Starring: Denis Lavant, Chulpan Khamatova Directed by: Veit Helmer

Reality can be frustrating, depressing, boring, irritating…in short, something from which we want to escape. Movies can help us do that, especially if they offer a departure from reality to a world that is whimsical, fantastic…in short, allows us to escape.  So when I read words like ‘delightful escape’ and ‘dream world’ in the description for themovie Tuvalu, I was all set to watch a happy film.

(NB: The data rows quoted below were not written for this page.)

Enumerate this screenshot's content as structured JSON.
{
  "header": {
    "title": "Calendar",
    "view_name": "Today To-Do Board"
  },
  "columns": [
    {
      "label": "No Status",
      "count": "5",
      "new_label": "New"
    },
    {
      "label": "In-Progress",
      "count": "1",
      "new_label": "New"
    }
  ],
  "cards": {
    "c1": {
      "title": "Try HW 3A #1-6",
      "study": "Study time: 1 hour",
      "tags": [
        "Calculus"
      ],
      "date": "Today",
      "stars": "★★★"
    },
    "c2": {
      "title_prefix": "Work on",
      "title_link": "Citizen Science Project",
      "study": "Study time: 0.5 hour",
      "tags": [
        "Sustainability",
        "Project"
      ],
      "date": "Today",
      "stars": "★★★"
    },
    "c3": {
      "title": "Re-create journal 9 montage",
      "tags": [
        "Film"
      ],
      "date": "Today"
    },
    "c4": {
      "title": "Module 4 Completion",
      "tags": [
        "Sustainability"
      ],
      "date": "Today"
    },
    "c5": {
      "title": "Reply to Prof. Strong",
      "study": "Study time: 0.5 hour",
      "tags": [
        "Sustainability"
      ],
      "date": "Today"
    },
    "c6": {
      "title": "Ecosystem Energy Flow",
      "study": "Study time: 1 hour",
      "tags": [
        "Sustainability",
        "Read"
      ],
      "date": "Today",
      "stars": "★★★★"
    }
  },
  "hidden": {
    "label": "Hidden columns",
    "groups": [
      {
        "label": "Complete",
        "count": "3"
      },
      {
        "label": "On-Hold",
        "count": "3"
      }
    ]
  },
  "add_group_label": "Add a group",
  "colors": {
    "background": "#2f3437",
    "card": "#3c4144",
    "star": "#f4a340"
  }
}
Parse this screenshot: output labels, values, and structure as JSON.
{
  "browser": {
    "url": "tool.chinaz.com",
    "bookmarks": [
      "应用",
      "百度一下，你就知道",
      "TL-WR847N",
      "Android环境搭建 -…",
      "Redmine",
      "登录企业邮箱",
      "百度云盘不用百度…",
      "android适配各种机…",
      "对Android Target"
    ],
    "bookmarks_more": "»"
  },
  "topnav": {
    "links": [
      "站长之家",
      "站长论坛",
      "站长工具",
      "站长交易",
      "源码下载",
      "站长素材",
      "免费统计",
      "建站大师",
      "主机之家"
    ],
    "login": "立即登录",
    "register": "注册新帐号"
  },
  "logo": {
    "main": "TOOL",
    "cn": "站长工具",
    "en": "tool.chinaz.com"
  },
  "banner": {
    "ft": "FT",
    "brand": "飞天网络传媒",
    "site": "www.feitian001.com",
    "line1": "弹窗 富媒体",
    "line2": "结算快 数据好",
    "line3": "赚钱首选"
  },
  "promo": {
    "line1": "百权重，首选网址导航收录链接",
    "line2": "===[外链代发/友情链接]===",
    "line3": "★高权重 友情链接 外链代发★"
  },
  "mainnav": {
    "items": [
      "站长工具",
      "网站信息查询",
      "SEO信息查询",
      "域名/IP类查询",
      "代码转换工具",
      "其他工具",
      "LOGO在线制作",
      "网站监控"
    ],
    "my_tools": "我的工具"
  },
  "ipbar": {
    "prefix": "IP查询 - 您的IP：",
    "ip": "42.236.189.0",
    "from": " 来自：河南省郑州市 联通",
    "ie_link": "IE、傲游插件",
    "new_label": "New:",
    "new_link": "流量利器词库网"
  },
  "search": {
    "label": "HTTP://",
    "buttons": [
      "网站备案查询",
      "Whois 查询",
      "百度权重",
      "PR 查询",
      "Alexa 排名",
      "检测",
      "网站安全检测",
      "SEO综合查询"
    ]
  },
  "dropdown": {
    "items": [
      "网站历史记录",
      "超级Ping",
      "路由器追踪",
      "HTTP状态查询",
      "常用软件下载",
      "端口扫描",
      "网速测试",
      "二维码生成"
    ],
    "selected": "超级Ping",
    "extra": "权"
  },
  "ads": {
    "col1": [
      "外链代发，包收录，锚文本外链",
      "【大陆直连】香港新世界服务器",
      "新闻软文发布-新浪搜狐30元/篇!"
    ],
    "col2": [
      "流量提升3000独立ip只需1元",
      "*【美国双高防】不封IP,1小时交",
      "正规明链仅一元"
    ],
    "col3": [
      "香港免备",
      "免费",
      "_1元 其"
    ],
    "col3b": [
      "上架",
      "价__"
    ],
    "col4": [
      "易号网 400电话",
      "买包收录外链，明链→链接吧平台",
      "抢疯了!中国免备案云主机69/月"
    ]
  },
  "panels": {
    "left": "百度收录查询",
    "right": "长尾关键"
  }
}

About 20 minutes into the movie, I had to pause it to make sure the black and white, mostly dialogue-less film I was watching was Tuvalu.  The dream world appeared to consist of a socially backwards middle-aged guy setting up an elaborate sham in the bathhouse his family runs to convince his blind father – the lifeguard, operating on hearing alone – business is going swimmingly.  His mother ensures the few ragtag patrons pay admission – either with coins or, bizarrely, buttons.  Although everything else in the bathhouse is falling apart or in ill repair, the boiler/hot water heater contraption is in excellent shape.

One day the guy sees a beautiful young girl at the bathhouse with her father and immediately becomes obsessed with her.  As she is completely preoccupied with other things – such as her home being destroyed, her father meeting an untimely demise and swimming naked with her goldfish at the bathhouse after hours – it takes a while for her to notice him.

Add to the mix:

  • an evil businessman who is determined to make the bathhouse fail an inspection so he can tear it down and build a casino
  • a posse of bums who come to the bathhouse every night to sleep
  • a mysterious boat bequeathed to the young girl after her father dies
  • constant rain whenever the guy leaves the bathhouse

…and I really felt like this more of a symbolic or artsy movie than a film to just sit back and enjoy.

Parts of it were still enjoyable – the second inspection of the bathhouse was pretty funny, and the blind lifeguard’s posturing is humorous.  But overall the movie emphasizes the pathetic rather than allowing the viewer to escape from it.

If you:

  • Like silent movies
  • Enjoy movies that are a departure from the Hollywood format
  • Find it exciting to analyze the movies you watch – particularly ones with a ‘little guy vs The Man’ theme

Put it in the queue.

However, if you want a movie that makes you forget:

  • the constant struggle of the proletariat vs. the bourgeois
  • bad guys don’t always give up after the good guy prevails
  • that your brain is on

Don’t put it in the queue.

Written by Jennifer Venson